- High winds can affect the process.
- Look for an area where you can have all your equipment present.
- Be in a place where you can work from start to finish.
Step 4: Remove Heavy Dirt Before You Start To Clean
If you have dirty windows, it is best to remove any dirt before you use your glass cleaner. Not only will this make the process easier, but it will remove the risk of scratches and abrasions.
If the windows have a lot of dirt, you can use soapy water with a sponge and squeegee first.
Just be sure to let the windows dry before you use your glass cleaner (this will mean having to plan ahead and do the cleaning in two separate stages).
Step 5: Clean Your Car Windows
I like to start with the tops of the windows, then the interior, and finish with the exterior. You can clean the windows in any order, but I always recommend the top first.
Roll down the windows: Roll down whichever windows roll down, and apply your cleaner to your cloth. Wipe down the top of the window and the top of the interior and exterior. Let the glass dry and roll the window back up. Repeat the process for all windows that roll down.
Clean the interior and exterior: I like to clean the interior sides of the windows first as it is usually the most awkward. For the side windows, you can sit in a seat to clean them or clean them with the doors open, but the front and rear can be awkward.
You can spray the cleaner on the cloth or the window. I like to apply the cleaner directly to the glass, and I am conscious not to apply too much. For side windows, you can spray enough to clean the entire window in one go. For the front and rear, work in sections and don’t apply too much, or it will run before you can use your cloth.
For the interior and exterior, apply the cleaner and work either from side to side or up and down. Don’t use a circular motion, or you are more likely to leave streaks on the glass.
Stubborn stains: You might not want to wash the windows before using a glass cleaner, and that can mean some stubborn stains to deal with. Bird droppings or spots of mud are common. You can use your glass cleaner to attack these stains, and you will have to rub harder on the dirt.
Pro Tip: Carry a rag with you and use it with the glass cleaner to clean tougher stains before using a microfiber cloth for the entire window.
The rubber seals might also need attention, and you can use your cloth on them too. For deeper dirt, a toothbrush can be helpful.
Cleaning the wipers: You don’t want to go to all the trouble only to put on your wipers and have them streak your windshield. As you are cleaning the front and rear windows, lift up the wipers and run a cloth along the wiper blades to clean them too.
Buff the windows: Keep a clean cloth around to buff the windows to a shine. Once you have applied the cleaner with your microfiber cloth, you can finish off with a dry clean cloth to create the best finish.
Step 6: Take One Last Look
When you are done, take a walk around your car, and sit inside to look through the windows from the inside out. Look from different angles and check that you cleaned everything. This might be the time to take your vehicle out into direct sunlight to spot any missed areas—especially in the interior.

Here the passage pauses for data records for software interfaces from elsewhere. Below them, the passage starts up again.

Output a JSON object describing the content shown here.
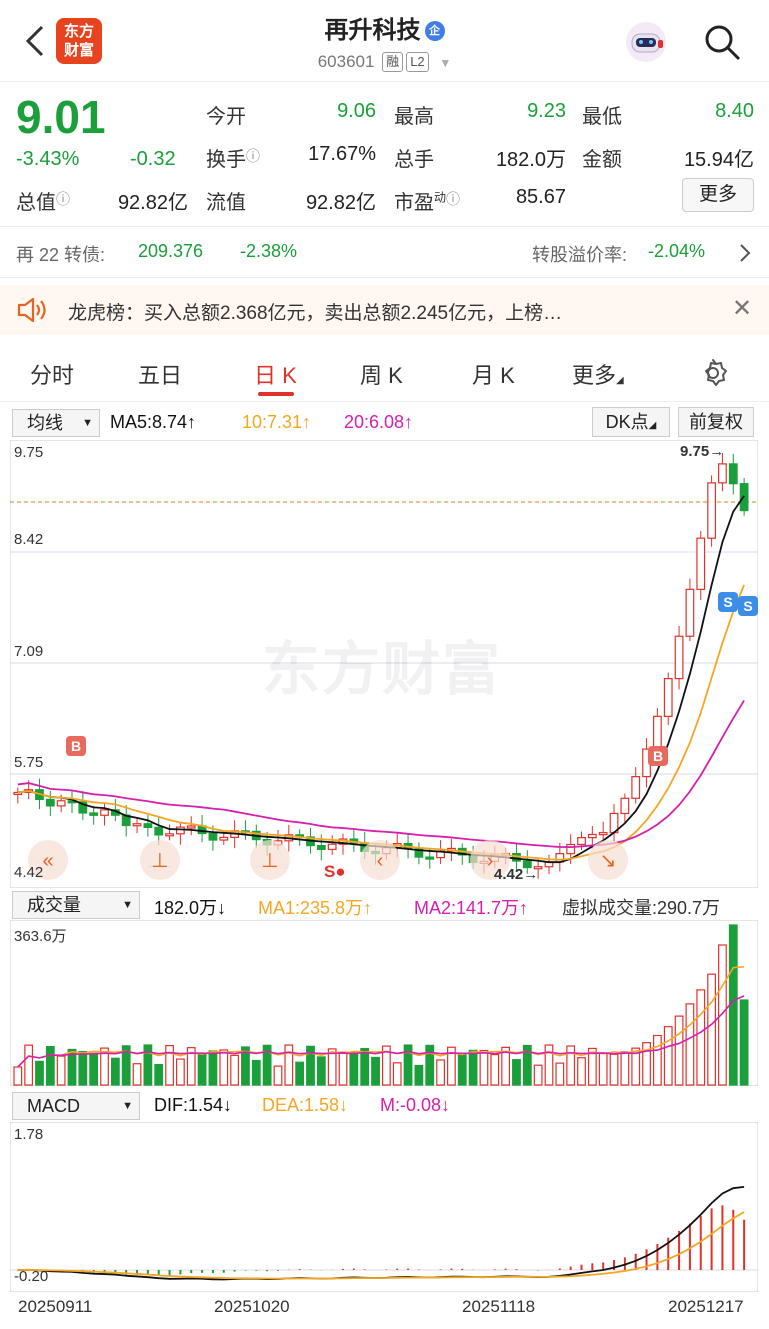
{
  "header": {
    "logo_text": "东方\n财富",
    "title": "再升科技",
    "title_badge": "企",
    "code": "603601",
    "tag_rong": "融",
    "tag_l2": "L2"
  },
  "quote": {
    "price": "9.01",
    "change_pct": "-3.43%",
    "change": "-0.32",
    "open_label": "今开",
    "open": "9.06",
    "high_label": "最高",
    "high": "9.23",
    "low_label": "最低",
    "low": "8.40",
    "turnover_label": "换手",
    "turnover": "17.67%",
    "volume_label": "总手",
    "volume": "182.0万",
    "amount_label": "金额",
    "amount": "15.94亿",
    "mktcap_label": "总值",
    "mktcap": "92.82亿",
    "float_label": "流值",
    "float": "92.82亿",
    "pe_label": "市盈",
    "pe_sup": "动",
    "pe": "85.67",
    "more_label": "更多"
  },
  "bond": {
    "name": "再 22 转债:",
    "price": "209.376",
    "change": "-2.38%",
    "premium_label": "转股溢价率:",
    "premium": "-2.04%"
  },
  "notice": {
    "text": "龙虎榜：买入总额2.368亿元，卖出总额2.245亿元，上榜…"
  },
  "tabs": [
    "分时",
    "五日",
    "日 K",
    "周 K",
    "月 K",
    "更多"
  ],
  "active_tab": "日 K",
  "kline": {
    "selector": "均线",
    "ma5": "MA5:8.74↑",
    "ma10": "10:7.31↑",
    "ma20": "20:6.08↑",
    "dk_label": "DK点",
    "adjust_label": "前复权",
    "y_labels": [
      "9.75",
      "8.42",
      "7.09",
      "5.75",
      "4.42"
    ],
    "high_mark": "9.75→",
    "low_mark": "4.42→",
    "watermark": "东方财富",
    "buy_mark": "B",
    "sell_mark": "S",
    "so_mark": "S●",
    "ylim": [
      4.42,
      9.75
    ]
  },
  "volume": {
    "selector": "成交量",
    "value": "182.0万↓",
    "ma1": "MA1:235.8万↑",
    "ma2": "MA2:141.7万↑",
    "virtual": "虚拟成交量:290.7万",
    "max_label": "363.6万"
  },
  "macd": {
    "selector": "MACD",
    "dif": "DIF:1.54↓",
    "dea": "DEA:1.58↓",
    "m": "M:-0.08↓",
    "top_label": "1.78",
    "bottom_label": "-0.20"
  },
  "dates": [
    "20250911",
    "20251020",
    "20251118",
    "20251217"
  ],
  "colors": {
    "up": "#e0322b",
    "down": "#1a9f3a",
    "ma5": "#111111",
    "ma10": "#f5a623",
    "ma20": "#d61fae"
  }
}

Spot clean any missed areas as needed.
When you are done, you can sit back and relax after a job well done.
Step 7: Finishing Up
The best thing that you can do when you have finished cleaning your vehicle windows is not to leave your car in direct sunlight. If the cleaner is allowed to dry in sunlight, it can leave white streaks.
What About Damage?
When you are cleaning your windows, you have the perfect opportunity to check the glass and seals for any damage. Cracks or chips are best caught early, and they can be fixed easily and cheaply before they turn into bigger problems.
If you do notice any damage, take your vehicle to an autobody repair shop and have them take a look. Minor repairs can usually be done on the spot, and that will save you a lot of hassle later.